The International Committee of the Red Cross has honored Mark Burton, a lifetime Covington resident, with a Florence Nightingale medal.
Burton is one of the four recipients of the 2011 United States award, and only 39 other people in the world received an award this year. Only 1,379 awards have been given since 1912.
Burton will travel to Washington, D.C., to receive his medal on Oct. 26. The Red Cross National Headquarters will pay his travel expenses.
According to Amy Hess, nurse practitioner and Red Cross Disaster Services volunteer who nominated Burton, he has been a "'silent giver' for many years and seeks little recognition."
"I feel that this reward is well overdue in light of his many years of service to the Red Cross on a volunteer basis and his personal devotion to the organization and to disaster services in general for the United States," she wrote in her nomination letter.

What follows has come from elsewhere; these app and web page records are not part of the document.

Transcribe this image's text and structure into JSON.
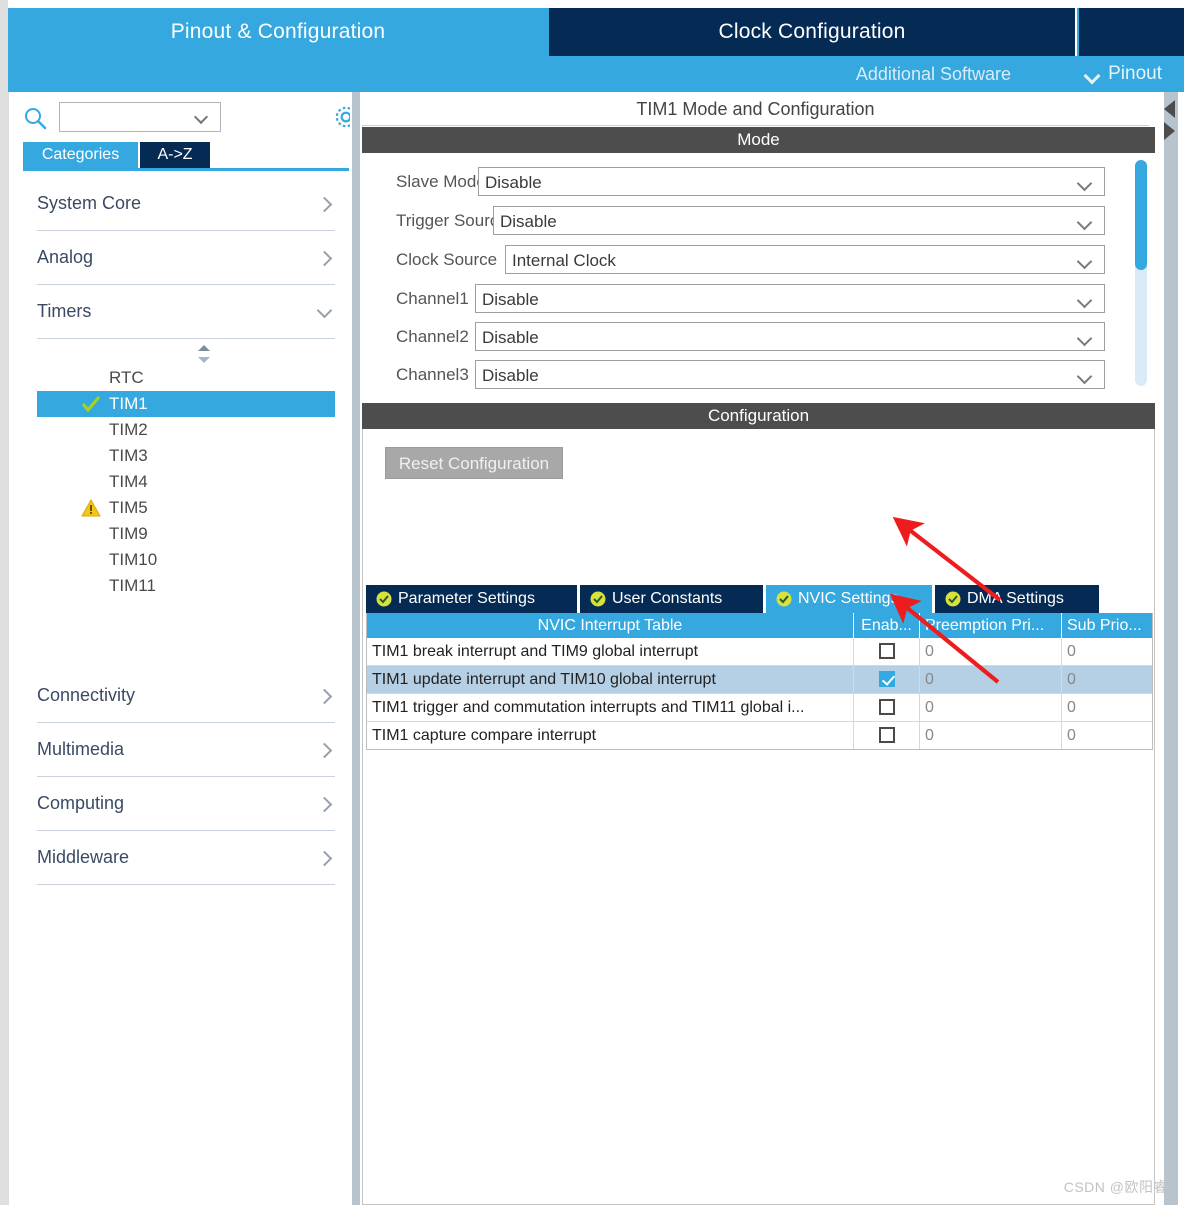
{
  "topbar": {
    "tabs": [
      {
        "label": "Pinout & Configuration",
        "state": "active"
      },
      {
        "label": "Clock Configuration",
        "state": "inactive"
      },
      {
        "label": "",
        "state": "inactive"
      }
    ]
  },
  "subbar": {
    "additional_software": "Additional Software",
    "pinout": "Pinout",
    "pinout_icon": "chevron-down-icon"
  },
  "sidebar": {
    "search": {
      "value": "",
      "placeholder": "",
      "icon": "search-icon"
    },
    "settings_icon": "gear-icon",
    "tabs": [
      {
        "label": "Categories",
        "selected": true
      },
      {
        "label": "A->Z",
        "selected": false
      }
    ],
    "categories": [
      {
        "label": "System Core",
        "expanded": false
      },
      {
        "label": "Analog",
        "expanded": false
      },
      {
        "label": "Timers",
        "expanded": true
      }
    ],
    "peripherals": [
      {
        "label": "RTC",
        "status": "none",
        "selected": false
      },
      {
        "label": "TIM1",
        "status": "check",
        "selected": true
      },
      {
        "label": "TIM2",
        "status": "none",
        "selected": false
      },
      {
        "label": "TIM3",
        "status": "none",
        "selected": false
      },
      {
        "label": "TIM4",
        "status": "none",
        "selected": false
      },
      {
        "label": "TIM5",
        "status": "warning",
        "selected": false
      },
      {
        "label": "TIM9",
        "status": "none",
        "selected": false
      },
      {
        "label": "TIM10",
        "status": "none",
        "selected": false
      },
      {
        "label": "TIM11",
        "status": "none",
        "selected": false
      }
    ],
    "categories_bottom": [
      {
        "label": "Connectivity",
        "expanded": false
      },
      {
        "label": "Multimedia",
        "expanded": false
      },
      {
        "label": "Computing",
        "expanded": false
      },
      {
        "label": "Middleware",
        "expanded": false
      }
    ]
  },
  "main": {
    "panel_title": "TIM1 Mode and Configuration",
    "mode_header": "Mode",
    "config_header": "Configuration",
    "mode_fields": [
      {
        "label": "Slave Mode",
        "value": "Disable"
      },
      {
        "label": "Trigger Source",
        "value": "Disable"
      },
      {
        "label": "Clock Source",
        "value": "Internal Clock"
      },
      {
        "label": "Channel1",
        "value": "Disable"
      },
      {
        "label": "Channel2",
        "value": "Disable"
      },
      {
        "label": "Channel3",
        "value": "Disable"
      }
    ],
    "reset_button": "Reset Configuration",
    "config_tabs": [
      {
        "label": "Parameter Settings",
        "active": false,
        "icon": "check-circle-icon"
      },
      {
        "label": "User Constants",
        "active": false,
        "icon": "check-circle-icon"
      },
      {
        "label": "NVIC Settings",
        "active": true,
        "icon": "check-circle-icon"
      },
      {
        "label": "DMA Settings",
        "active": false,
        "icon": "check-circle-icon"
      }
    ],
    "nvic_table": {
      "columns": [
        "NVIC Interrupt Table",
        "Enab...",
        "Preemption Pri...",
        "Sub Prio..."
      ],
      "rows": [
        {
          "name": "TIM1 break interrupt and TIM9 global interrupt",
          "enabled": false,
          "preemption": "0",
          "sub": "0",
          "selected": false
        },
        {
          "name": "TIM1 update interrupt and TIM10 global interrupt",
          "enabled": true,
          "preemption": "0",
          "sub": "0",
          "selected": true
        },
        {
          "name": "TIM1 trigger and commutation interrupts and TIM11 global i...",
          "enabled": false,
          "preemption": "0",
          "sub": "0",
          "selected": false
        },
        {
          "name": "TIM1 capture compare interrupt",
          "enabled": false,
          "preemption": "0",
          "sub": "0",
          "selected": false
        }
      ]
    }
  },
  "annotations": {
    "arrow_color": "#ee1c1c",
    "arrows": [
      {
        "name": "arrow-to-nvic-tab"
      },
      {
        "name": "arrow-to-enable-checkbox"
      }
    ]
  },
  "watermark": "CSDN @欧阳睿",
  "colors": {
    "accent_light_blue": "#35a8e0",
    "accent_dark_navy": "#052b55",
    "section_header_gray": "#4d4d4d",
    "selected_row_blue": "#b5cfe4",
    "warning_yellow": "#f5c518",
    "ok_green": "#9bc93c"
  }
}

Burton began his work as an EMT in 1974, and eventually worked his way to being a registered nurse in 1987.
Burton worked on the rescue squad in Newton County until his employment with Grady Hospital in the emergency department. Following his entrance into the medical field, he joined the Red Cross.

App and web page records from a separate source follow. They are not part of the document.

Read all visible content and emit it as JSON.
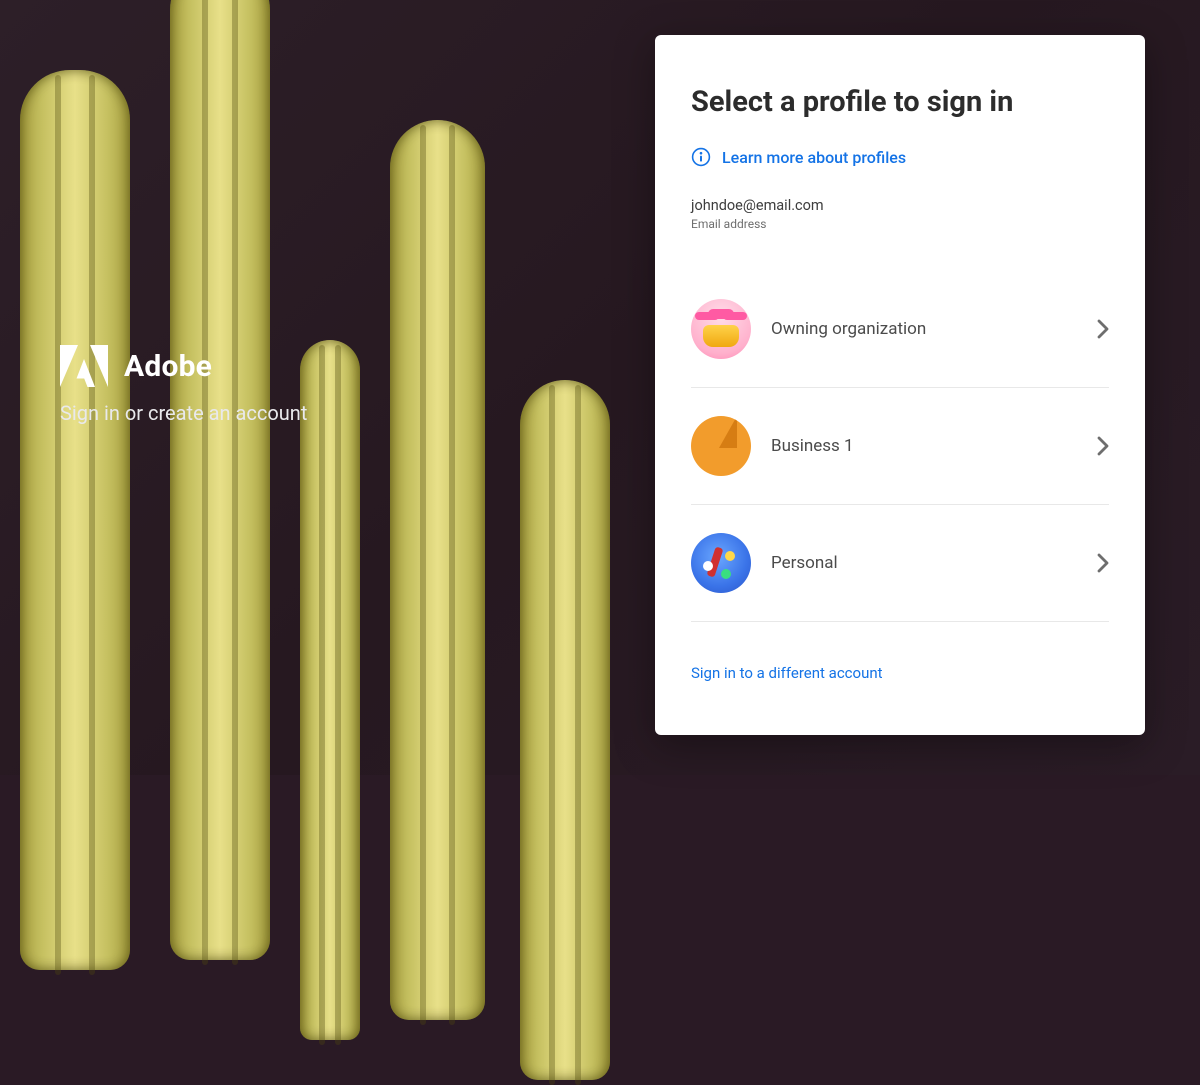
{
  "brand": {
    "name": "Adobe",
    "subtitle": "Sign in or create an account"
  },
  "panel": {
    "title": "Select a profile to sign in",
    "learn_more": "Learn more about profiles",
    "email": "johndoe@email.com",
    "email_label": "Email address",
    "profiles": [
      {
        "label": "Owning organization"
      },
      {
        "label": "Business 1"
      },
      {
        "label": "Personal"
      }
    ],
    "different_account": "Sign in to a different account"
  },
  "colors": {
    "link": "#1473e6"
  }
}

During his time with the Association he responded to 33 disasters, 18 of which were level five disasters.
Burton was positioned at the Pentagon following the Sept. 11 terrorist attacks of 2001.

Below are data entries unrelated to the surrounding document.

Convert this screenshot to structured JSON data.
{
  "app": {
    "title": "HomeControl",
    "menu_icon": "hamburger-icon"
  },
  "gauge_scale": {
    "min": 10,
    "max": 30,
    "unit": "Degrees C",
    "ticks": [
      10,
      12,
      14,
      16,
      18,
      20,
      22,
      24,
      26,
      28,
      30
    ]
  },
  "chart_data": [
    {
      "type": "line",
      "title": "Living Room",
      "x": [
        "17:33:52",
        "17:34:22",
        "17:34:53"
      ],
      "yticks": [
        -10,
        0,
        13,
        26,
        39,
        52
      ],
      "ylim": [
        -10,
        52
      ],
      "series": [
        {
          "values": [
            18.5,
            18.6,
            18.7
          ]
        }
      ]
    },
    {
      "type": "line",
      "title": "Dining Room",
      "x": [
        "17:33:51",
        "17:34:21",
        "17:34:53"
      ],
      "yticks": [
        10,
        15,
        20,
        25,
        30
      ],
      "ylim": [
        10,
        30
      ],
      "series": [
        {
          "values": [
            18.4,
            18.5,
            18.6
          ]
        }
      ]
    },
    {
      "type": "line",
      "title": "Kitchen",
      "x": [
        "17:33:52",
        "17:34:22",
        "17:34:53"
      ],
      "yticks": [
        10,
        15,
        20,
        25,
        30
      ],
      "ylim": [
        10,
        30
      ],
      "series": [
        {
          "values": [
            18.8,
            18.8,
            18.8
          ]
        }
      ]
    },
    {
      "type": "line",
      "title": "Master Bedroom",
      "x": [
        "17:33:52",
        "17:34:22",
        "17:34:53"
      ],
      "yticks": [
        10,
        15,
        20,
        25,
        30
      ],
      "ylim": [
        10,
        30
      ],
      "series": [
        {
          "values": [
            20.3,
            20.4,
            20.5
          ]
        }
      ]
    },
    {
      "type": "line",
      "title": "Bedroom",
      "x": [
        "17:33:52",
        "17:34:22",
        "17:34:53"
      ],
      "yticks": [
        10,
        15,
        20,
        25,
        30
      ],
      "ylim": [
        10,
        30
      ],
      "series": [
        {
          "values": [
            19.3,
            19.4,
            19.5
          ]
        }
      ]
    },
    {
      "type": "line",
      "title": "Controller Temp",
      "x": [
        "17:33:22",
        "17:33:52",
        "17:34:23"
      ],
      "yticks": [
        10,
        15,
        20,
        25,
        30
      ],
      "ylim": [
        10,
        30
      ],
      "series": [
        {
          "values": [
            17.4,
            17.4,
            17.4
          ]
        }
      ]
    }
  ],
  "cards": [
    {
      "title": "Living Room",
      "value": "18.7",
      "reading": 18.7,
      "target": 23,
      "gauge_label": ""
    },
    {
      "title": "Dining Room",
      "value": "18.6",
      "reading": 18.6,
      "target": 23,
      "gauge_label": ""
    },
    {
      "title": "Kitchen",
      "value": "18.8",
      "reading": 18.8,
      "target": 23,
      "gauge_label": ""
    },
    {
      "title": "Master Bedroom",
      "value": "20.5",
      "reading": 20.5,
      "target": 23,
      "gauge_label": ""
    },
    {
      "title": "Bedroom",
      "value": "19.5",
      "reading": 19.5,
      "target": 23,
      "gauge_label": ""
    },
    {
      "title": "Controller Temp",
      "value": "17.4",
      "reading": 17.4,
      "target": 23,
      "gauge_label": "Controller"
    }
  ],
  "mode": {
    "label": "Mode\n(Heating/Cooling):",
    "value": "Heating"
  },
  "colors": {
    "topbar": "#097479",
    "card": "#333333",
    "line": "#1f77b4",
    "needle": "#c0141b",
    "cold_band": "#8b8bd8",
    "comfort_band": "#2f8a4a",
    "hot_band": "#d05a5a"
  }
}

He later served on the Red Cross' local Disaster Action Team where he responded to calls in Newton County.